Brazil's government on Tuesday outlined a long-term roadmap for the economy, based on three scenarios of economic and fiscal reforms that could lift gross domestic product per capita by as much as 37% over the next decade.
According to the Federal Development Strategy in the Official Gazette, that is the upper end of the scale resulting from a series of transformative reforms and educational advances over 2021-2031 that would deliver average annual GDP growth of 3.5%.
This would lift Brazil's GDP per capita in U.S. dollars above that of other emerging nations such as Argentina, Poland and Croatia by 2031, and closer to Chile and Hungary, countries ranked highly in the Human Development Index.
Brazil will go into next year with a record debt and deficit around 95% and 12% of GDP, respectively, due to huge emergency expenditure this year to tackle the COVID-19 pandemic.
Macroeconomic stability, continuing the long-term fiscal adjustment agenda and monetary policy balance, are necessary conditions for a return to sustained growth, the government said in the decree.
According to the strategy plan, signed off by President Jair Bolsonaro and Economy Minister Paulo Guedes, the base case is for an accumulated rise in GDP per capita of 19.1% over the next decade, on annual average GDP growth of 2.2%.

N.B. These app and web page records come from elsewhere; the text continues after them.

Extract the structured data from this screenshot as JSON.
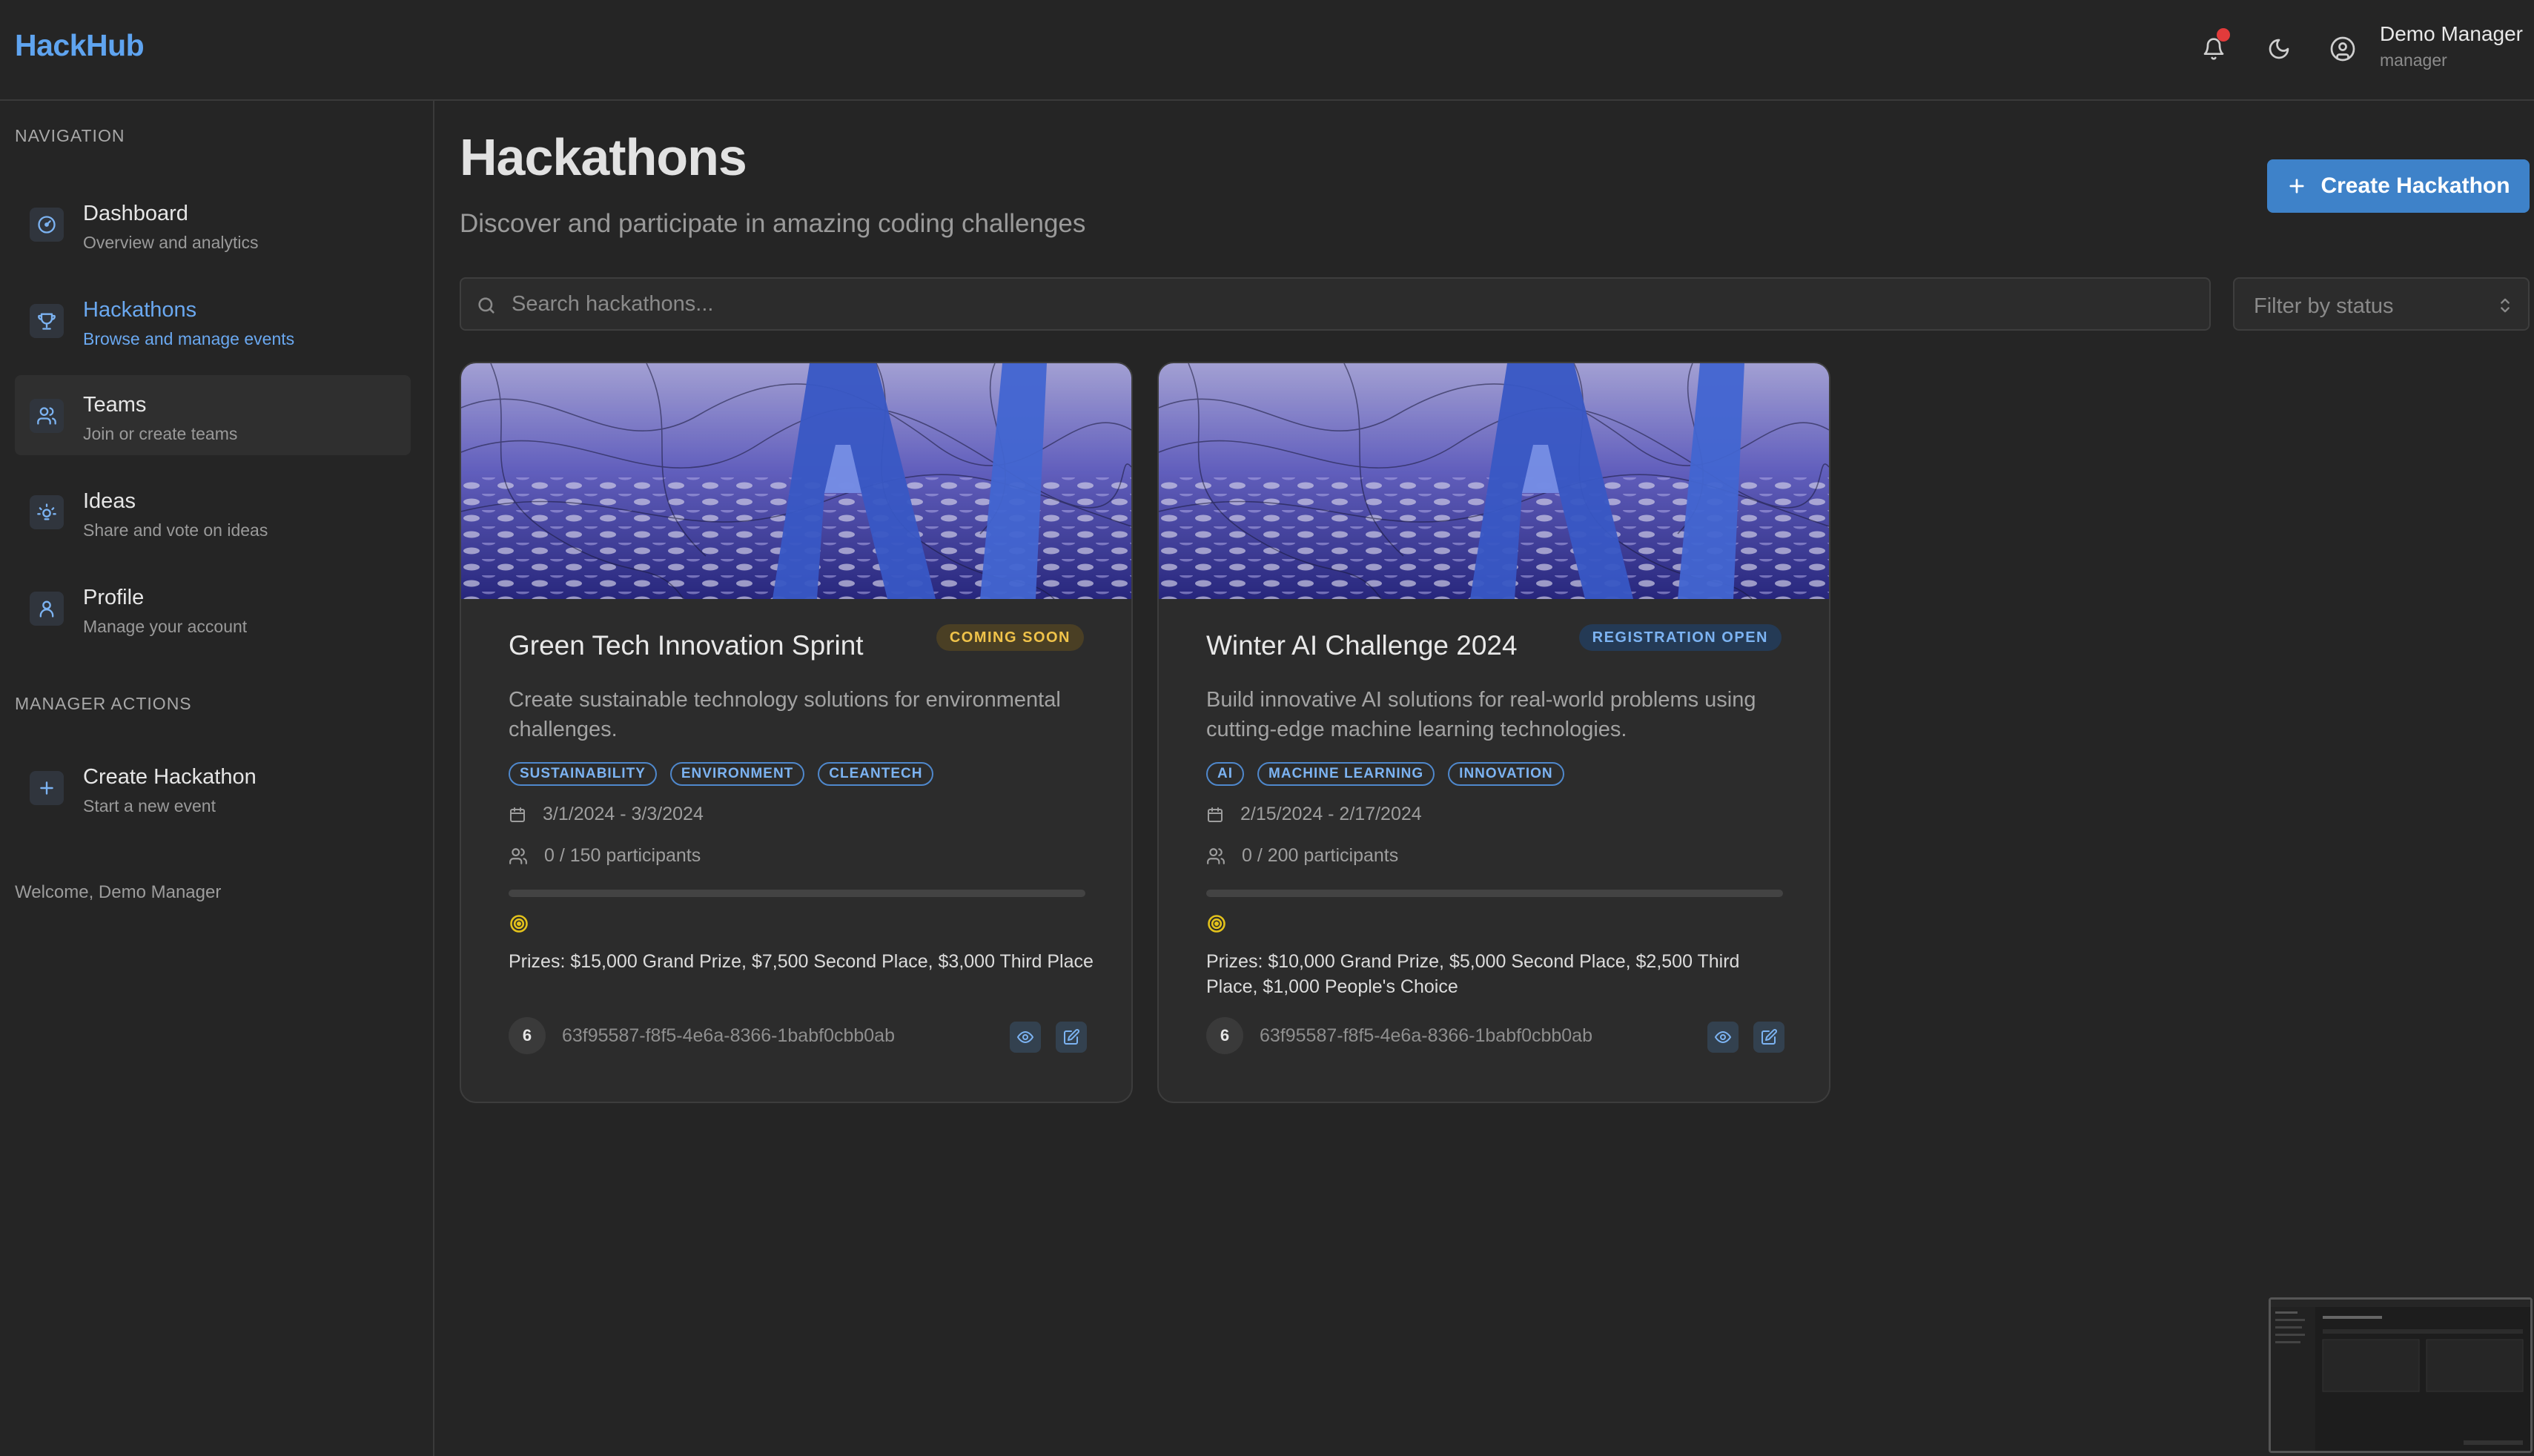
{
  "app": {
    "brand": "HackHub"
  },
  "header": {
    "user_name": "Demo Manager",
    "user_role": "manager"
  },
  "sidebar": {
    "nav_title": "NAVIGATION",
    "items": [
      {
        "label": "Dashboard",
        "sub": "Overview and analytics",
        "icon": "dashboard-icon"
      },
      {
        "label": "Hackathons",
        "sub": "Browse and manage events",
        "icon": "trophy-icon"
      },
      {
        "label": "Teams",
        "sub": "Join or create teams",
        "icon": "users-icon"
      },
      {
        "label": "Ideas",
        "sub": "Share and vote on ideas",
        "icon": "lightbulb-icon"
      },
      {
        "label": "Profile",
        "sub": "Manage your account",
        "icon": "user-icon"
      }
    ],
    "manager_title": "MANAGER ACTIONS",
    "manager_items": [
      {
        "label": "Create Hackathon",
        "sub": "Start a new event",
        "icon": "plus-icon"
      }
    ],
    "welcome": "Welcome, Demo Manager"
  },
  "main": {
    "title": "Hackathons",
    "subtitle": "Discover and participate in amazing coding challenges",
    "create_label": "Create Hackathon",
    "search_placeholder": "Search hackathons...",
    "filter_placeholder": "Filter by status"
  },
  "cards": [
    {
      "title": "Green Tech Innovation Sprint",
      "status": "COMING SOON",
      "description": "Create sustainable technology solutions for environmental challenges.",
      "tags": [
        "SUSTAINABILITY",
        "ENVIRONMENT",
        "CLEANTECH"
      ],
      "dates": "3/1/2024 - 3/3/2024",
      "participants": "0 / 150 participants",
      "progress": 0,
      "prizes": "Prizes: $15,000 Grand Prize, $7,500 Second Place, $3,000 Third Place",
      "count": "6",
      "id": "63f95587-f8f5-4e6a-8366-1babf0cbb0ab"
    },
    {
      "title": "Winter AI Challenge 2024",
      "status": "REGISTRATION OPEN",
      "description": "Build innovative AI solutions for real-world problems using cutting-edge machine learning technologies.",
      "tags": [
        "AI",
        "MACHINE LEARNING",
        "INNOVATION"
      ],
      "dates": "2/15/2024 - 2/17/2024",
      "participants": "0 / 200 participants",
      "progress": 0,
      "prizes": "Prizes: $10,000 Grand Prize, $5,000 Second Place, $2,500 Third Place, $1,000 People's Choice",
      "count": "6",
      "id": "63f95587-f8f5-4e6a-8366-1babf0cbb0ab"
    }
  ],
  "colors": {
    "accent": "#3e82c9",
    "brand": "#5fa4f0",
    "background": "#252525",
    "soon": "#f0c34a",
    "open": "#7cb3f2"
  }
}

After the financial damage wrought by COVID-19, If the necessary reforms are not implemented, the likelihood of a fiscal crisis and economic growth crisis in the coming years will increase significantly, the plan said.

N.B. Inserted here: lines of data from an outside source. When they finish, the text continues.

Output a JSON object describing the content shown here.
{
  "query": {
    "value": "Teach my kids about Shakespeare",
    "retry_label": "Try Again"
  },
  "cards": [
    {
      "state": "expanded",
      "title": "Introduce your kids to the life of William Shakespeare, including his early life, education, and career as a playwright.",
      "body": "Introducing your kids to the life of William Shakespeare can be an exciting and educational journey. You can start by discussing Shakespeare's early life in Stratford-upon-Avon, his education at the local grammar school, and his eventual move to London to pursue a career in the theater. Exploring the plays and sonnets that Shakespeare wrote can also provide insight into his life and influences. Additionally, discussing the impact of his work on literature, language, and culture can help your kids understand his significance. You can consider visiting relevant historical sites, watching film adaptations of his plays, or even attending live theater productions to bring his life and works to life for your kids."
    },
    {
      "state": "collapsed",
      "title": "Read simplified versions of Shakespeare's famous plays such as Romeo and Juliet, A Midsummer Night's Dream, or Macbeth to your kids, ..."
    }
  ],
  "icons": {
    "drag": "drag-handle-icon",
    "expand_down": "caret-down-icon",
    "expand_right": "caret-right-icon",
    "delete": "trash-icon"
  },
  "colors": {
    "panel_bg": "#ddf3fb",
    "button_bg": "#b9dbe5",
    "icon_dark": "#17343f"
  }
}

The third and most bearish scenario of no fiscal adjustment or market-friendly reforms would crash the economy and public finances. For obvious reasons, it serves no purpose to include forecasts in this scenario, the plan said.